I'm not even sure he's really Darwinian. He wrote a column expressing scepticism. He doesn't seem to see the contradiction in doubting the Darwinists while supporting the sociobiologists. Systematic exegesis is not his metier, so it's hard to know what his sytem is. But this theme of biological determinism is showing up of late with greater frequency, as if he's now given to fatalism and despair. The race isn't improving with time. We can't: we don't know how to change instincts...To me, the automaticity of our larger impulses militates against faith in progress toward a peaceable world...We act the way we always act, because it's the only way we can act.

Which leads me to conclude that I'm a creature who can act - think, laugh, copulate, murder - but only because I must. I can't choose not to do any of these things. An act of the will is always preceded by a conscious decision, an act of thought, but since thought is "the tool of our glands" I'm not really thinking and therefore not really choosing. My "choice" is predetermined by instinct. I only thought I was thinking. As Fred might say, "I'm confused." Why would nature produce a creature incessantly preoccupied with deluding itself? Other animals aren't bothered by it. Just us. In nature, a persistent behavior provides an adaptive advantage. Any sociobiologist could tell you so. What's the advantage here, Fred? By your own account, we're not getting any better. We might be headed for annihilation, the only species to have purposely committed suicide without choosing to do so. In our devolution, nature evolved a loser. Well, you might say, it's happened before, but I don't think you'll accuse those other species of having courted their own demise. They were just blind alleys. But us...we ought to be able to see without seeing.

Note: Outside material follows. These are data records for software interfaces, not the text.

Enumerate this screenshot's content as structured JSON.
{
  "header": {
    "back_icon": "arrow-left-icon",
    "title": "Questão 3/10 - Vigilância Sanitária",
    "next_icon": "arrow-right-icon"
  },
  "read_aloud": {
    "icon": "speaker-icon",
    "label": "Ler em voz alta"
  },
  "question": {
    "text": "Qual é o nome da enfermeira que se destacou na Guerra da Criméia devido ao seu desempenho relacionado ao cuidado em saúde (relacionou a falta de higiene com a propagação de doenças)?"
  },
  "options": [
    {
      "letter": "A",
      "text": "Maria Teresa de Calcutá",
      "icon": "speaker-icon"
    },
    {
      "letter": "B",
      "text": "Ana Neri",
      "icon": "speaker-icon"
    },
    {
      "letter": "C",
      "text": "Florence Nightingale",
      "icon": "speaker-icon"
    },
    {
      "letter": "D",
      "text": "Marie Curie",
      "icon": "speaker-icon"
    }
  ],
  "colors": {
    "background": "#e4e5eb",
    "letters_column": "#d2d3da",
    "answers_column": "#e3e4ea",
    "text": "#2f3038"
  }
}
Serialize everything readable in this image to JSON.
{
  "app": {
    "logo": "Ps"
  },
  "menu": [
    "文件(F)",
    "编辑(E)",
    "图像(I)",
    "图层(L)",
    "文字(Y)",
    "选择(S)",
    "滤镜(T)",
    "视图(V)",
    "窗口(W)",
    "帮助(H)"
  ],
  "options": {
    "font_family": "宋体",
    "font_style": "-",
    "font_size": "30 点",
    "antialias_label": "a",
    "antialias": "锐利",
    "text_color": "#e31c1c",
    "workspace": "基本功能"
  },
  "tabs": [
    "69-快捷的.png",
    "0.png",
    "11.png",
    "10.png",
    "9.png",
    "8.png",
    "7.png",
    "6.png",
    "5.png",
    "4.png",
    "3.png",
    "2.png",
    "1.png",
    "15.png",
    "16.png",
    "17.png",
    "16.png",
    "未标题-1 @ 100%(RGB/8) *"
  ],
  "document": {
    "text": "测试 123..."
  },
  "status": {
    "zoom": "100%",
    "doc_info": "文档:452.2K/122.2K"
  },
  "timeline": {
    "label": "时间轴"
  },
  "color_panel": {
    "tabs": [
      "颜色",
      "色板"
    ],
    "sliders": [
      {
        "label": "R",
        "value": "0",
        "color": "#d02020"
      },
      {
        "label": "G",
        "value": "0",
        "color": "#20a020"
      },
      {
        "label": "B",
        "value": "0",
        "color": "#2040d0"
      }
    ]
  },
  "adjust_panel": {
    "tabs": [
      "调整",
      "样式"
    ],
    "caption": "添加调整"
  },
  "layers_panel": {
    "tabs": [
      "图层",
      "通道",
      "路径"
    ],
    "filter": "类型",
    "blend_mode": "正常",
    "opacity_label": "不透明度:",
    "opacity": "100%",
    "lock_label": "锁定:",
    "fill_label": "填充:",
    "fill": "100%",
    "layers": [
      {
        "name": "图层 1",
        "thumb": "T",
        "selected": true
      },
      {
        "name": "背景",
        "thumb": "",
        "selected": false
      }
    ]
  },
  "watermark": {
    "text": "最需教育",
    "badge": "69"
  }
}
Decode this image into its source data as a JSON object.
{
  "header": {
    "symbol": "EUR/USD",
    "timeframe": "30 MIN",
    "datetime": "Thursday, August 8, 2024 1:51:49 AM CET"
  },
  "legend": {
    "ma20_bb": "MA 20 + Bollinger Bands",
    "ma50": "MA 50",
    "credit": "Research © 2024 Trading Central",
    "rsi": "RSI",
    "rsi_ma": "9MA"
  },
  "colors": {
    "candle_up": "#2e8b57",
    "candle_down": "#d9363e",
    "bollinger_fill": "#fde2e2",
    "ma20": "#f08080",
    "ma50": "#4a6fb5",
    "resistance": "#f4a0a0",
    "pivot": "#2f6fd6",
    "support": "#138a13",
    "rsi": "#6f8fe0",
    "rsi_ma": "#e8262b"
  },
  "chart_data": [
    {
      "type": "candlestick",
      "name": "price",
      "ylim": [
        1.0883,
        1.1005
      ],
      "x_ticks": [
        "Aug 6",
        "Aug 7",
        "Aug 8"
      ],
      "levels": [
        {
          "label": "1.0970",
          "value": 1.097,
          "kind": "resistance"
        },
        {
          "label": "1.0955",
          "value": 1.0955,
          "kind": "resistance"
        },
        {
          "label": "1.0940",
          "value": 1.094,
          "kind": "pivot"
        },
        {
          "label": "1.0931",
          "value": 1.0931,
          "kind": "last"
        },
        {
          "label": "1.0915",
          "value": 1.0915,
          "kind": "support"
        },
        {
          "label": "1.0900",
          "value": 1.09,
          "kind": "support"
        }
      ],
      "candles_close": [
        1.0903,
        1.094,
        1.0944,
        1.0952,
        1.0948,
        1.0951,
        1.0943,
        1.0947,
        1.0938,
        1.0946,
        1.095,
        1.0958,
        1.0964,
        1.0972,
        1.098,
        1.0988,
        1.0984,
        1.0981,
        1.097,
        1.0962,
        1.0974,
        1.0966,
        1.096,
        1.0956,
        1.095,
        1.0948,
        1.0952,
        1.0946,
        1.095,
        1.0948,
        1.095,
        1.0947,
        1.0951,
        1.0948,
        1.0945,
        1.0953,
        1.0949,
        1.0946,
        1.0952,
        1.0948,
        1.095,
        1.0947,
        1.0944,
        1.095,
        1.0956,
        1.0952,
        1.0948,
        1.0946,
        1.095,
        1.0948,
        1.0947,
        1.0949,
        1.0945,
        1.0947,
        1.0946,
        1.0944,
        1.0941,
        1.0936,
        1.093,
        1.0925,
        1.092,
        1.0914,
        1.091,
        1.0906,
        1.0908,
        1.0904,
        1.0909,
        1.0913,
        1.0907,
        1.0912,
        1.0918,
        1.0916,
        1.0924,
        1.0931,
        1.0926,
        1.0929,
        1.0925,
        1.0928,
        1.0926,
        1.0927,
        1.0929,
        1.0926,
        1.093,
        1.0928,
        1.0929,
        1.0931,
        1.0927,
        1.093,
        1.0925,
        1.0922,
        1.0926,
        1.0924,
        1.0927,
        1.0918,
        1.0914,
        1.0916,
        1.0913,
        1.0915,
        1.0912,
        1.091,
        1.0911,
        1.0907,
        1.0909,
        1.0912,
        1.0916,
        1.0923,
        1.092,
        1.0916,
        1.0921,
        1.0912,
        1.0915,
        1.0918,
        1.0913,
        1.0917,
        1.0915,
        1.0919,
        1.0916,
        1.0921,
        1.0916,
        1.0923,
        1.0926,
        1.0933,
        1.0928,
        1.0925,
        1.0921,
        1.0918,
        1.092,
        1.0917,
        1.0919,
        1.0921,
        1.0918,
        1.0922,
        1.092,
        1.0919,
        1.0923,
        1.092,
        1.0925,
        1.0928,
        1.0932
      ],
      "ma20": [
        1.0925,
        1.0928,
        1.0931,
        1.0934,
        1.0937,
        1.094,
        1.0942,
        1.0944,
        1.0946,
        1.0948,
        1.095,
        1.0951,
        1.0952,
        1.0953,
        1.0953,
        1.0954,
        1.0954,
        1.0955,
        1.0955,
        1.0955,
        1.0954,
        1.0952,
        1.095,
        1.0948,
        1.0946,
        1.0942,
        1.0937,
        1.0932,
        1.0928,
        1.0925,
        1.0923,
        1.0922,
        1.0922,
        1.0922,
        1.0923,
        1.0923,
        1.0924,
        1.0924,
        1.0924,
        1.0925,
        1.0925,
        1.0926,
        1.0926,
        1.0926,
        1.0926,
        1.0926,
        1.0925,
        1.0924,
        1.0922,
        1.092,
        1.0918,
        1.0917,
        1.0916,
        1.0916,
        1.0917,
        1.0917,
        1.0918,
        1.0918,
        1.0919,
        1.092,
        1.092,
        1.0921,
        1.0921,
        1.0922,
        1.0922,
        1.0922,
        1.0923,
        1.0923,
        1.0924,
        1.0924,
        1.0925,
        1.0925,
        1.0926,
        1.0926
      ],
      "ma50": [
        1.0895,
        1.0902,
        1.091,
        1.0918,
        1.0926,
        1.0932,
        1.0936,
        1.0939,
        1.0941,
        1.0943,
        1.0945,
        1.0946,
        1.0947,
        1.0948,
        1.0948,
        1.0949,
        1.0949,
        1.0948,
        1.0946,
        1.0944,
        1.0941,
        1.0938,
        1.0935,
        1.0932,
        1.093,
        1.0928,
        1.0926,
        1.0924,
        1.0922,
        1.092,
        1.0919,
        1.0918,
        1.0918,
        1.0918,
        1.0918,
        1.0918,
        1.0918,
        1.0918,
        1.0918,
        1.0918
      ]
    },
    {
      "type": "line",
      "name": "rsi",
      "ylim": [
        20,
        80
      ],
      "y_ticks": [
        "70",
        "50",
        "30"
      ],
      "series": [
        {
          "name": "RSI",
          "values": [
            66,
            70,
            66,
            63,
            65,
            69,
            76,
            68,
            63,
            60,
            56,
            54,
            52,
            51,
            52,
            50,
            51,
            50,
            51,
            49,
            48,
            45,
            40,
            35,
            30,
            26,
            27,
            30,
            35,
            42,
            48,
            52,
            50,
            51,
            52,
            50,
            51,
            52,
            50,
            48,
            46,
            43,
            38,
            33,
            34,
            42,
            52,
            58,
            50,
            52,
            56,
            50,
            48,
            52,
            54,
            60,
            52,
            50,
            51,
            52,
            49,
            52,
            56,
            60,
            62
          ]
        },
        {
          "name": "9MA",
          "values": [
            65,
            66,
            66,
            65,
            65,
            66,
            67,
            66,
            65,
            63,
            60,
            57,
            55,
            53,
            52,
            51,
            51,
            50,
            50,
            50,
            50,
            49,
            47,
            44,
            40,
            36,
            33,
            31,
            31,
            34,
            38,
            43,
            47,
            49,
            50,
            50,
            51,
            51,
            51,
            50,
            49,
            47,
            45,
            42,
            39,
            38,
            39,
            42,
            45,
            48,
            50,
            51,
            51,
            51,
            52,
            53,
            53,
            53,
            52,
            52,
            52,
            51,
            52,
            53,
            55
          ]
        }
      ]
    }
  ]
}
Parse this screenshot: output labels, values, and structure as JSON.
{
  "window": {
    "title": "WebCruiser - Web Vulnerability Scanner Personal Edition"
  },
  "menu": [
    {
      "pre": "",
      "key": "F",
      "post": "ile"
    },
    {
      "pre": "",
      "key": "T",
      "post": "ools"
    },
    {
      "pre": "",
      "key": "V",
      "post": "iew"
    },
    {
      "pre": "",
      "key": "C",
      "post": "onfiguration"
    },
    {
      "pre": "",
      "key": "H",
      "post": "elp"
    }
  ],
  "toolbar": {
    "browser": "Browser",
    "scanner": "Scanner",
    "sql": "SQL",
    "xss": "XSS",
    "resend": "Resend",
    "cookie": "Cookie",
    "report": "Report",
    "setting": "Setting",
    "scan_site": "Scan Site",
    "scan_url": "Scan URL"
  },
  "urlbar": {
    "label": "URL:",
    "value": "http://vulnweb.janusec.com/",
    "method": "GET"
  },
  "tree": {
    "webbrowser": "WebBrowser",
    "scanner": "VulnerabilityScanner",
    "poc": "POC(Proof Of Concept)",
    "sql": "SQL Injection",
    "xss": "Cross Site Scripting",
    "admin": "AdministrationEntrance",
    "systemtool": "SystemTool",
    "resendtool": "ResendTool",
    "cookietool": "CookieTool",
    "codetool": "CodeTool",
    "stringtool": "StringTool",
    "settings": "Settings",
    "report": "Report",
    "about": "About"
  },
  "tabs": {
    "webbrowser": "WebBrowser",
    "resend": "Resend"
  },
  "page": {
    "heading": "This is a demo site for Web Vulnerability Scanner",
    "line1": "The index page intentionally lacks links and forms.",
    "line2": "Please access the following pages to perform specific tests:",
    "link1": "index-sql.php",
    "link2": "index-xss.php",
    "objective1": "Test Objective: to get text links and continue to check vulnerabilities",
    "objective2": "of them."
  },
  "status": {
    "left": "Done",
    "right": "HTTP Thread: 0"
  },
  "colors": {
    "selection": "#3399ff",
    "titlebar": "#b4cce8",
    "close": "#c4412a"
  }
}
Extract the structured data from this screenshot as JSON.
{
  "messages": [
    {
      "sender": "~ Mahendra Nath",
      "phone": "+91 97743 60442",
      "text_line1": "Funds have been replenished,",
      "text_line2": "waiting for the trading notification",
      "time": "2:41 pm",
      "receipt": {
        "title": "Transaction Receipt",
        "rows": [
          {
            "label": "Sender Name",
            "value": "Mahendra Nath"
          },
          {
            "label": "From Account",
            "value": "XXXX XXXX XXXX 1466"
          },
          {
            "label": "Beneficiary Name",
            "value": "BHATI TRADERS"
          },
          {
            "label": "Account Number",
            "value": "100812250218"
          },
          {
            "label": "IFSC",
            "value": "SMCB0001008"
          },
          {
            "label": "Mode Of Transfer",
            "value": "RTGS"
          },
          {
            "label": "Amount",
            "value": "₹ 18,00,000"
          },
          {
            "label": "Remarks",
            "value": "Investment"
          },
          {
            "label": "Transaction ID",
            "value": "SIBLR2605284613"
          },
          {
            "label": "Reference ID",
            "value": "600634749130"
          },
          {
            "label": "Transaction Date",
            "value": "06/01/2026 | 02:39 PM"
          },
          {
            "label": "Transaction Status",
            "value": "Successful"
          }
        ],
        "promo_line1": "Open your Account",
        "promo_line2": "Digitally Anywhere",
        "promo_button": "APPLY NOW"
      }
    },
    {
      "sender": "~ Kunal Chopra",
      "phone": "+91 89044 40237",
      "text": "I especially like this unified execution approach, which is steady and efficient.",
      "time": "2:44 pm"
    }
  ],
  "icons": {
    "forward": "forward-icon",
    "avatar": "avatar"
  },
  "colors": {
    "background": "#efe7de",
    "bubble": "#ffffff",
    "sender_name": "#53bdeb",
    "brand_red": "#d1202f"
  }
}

Which leads me to a question. Why did you write this, Fred? Even as you inform us of our bad behavior, you already know (instinctively, I guess) that after we read about it we're going to do it anyway, because we can also hear without hearing.
I think I know the answer: you couldn't help yourself. But I'll continue reading your stuff because sometimes (so I think, so I choose to believe) you're right; sometimes you seem like more than the sum of your glands. It's just "how you are."






0 Comments:

Post a Comment

Home